* _Your assignment_: Once a line is found to contain "title", copy it out of the listing.
=-=-=-=-=
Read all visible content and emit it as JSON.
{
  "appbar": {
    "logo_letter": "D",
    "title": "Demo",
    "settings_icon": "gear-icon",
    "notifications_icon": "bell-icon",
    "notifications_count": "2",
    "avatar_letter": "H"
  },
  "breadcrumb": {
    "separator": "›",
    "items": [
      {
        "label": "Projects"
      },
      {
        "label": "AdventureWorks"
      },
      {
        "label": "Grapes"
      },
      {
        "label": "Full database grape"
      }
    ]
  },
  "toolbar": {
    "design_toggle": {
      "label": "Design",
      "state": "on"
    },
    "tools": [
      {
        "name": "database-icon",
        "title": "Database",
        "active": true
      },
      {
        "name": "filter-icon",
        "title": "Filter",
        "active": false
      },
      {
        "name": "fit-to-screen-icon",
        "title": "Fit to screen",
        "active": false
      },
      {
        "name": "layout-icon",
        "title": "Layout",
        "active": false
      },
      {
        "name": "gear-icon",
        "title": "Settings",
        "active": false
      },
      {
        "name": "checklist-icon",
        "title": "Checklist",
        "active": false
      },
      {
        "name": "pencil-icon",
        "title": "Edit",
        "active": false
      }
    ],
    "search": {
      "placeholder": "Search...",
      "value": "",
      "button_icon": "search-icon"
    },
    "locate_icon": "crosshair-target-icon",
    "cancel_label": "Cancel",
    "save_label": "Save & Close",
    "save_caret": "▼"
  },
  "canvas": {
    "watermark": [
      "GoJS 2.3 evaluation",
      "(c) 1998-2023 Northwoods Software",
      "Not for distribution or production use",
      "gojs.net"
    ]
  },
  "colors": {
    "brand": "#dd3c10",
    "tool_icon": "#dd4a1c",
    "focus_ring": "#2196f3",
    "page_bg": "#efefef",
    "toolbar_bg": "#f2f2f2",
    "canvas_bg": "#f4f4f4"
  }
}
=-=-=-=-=
* _Completed exercise_:
    "title": "Demo",
        "title": "Database",
        "title": "Filter",
        "title": "Fit to screen",
        "title": "Layout",
        "title": "Settings",
        "title": "Checklist",
        "title": "Edit",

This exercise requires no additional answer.